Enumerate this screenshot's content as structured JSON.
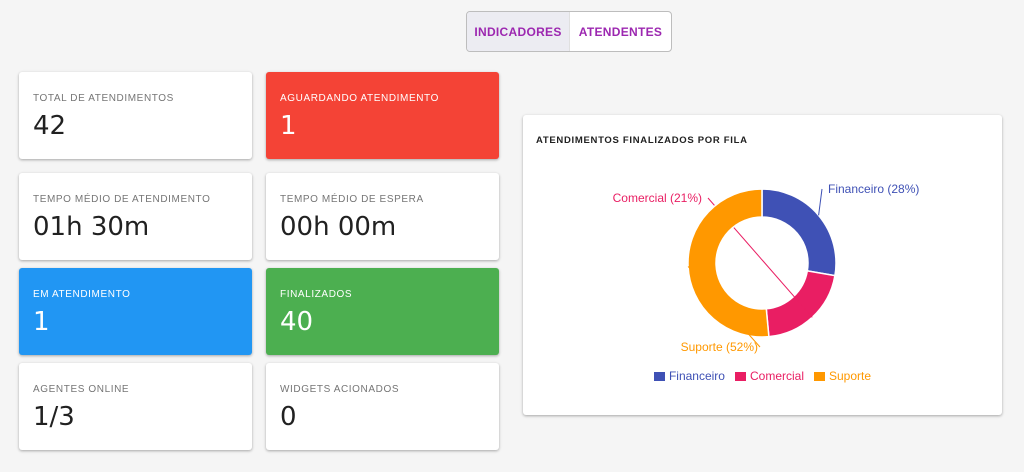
{
  "tabs": [
    {
      "label": "INDICADORES"
    },
    {
      "label": "ATENDENTES"
    }
  ],
  "cards": [
    {
      "label": "TOTAL DE ATENDIMENTOS",
      "value": "42"
    },
    {
      "label": "AGUARDANDO ATENDIMENTO",
      "value": "1",
      "color": "#f44336"
    },
    {
      "label": "TEMPO MÉDIO DE ATENDIMENTO",
      "value": "01h 30m"
    },
    {
      "label": "TEMPO MÉDIO DE ESPERA",
      "value": "00h 00m"
    },
    {
      "label": "EM ATENDIMENTO",
      "value": "1",
      "color": "#2196f3"
    },
    {
      "label": "FINALIZADOS",
      "value": "40",
      "color": "#4caf50"
    },
    {
      "label": "AGENTES ONLINE",
      "value": "1/3"
    },
    {
      "label": "WIDGETS ACIONADOS",
      "value": "0"
    }
  ],
  "chart_data": {
    "type": "pie",
    "title": "ATENDIMENTOS FINALIZADOS POR FILA",
    "categories": [
      "Financeiro",
      "Comercial",
      "Suporte"
    ],
    "values": [
      28,
      21,
      52
    ],
    "labels": [
      "Financeiro (28%)",
      "Comercial (21%)",
      "Suporte (52%)"
    ],
    "colors": [
      "#3f51b5",
      "#e91e63",
      "#ff9800"
    ],
    "donut": true,
    "legend": "bottom"
  }
}
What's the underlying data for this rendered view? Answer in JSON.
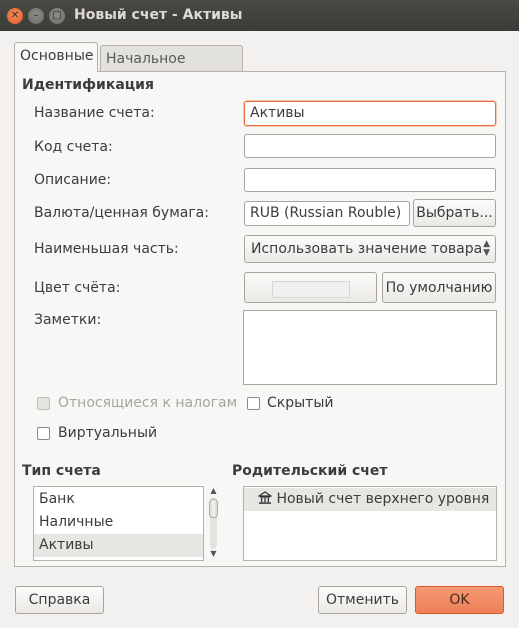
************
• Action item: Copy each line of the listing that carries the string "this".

• Answer for the task:
Enumerate this screenshot's content as structured JSON.
What's the underlying data for this rendered view? Answer in JSON.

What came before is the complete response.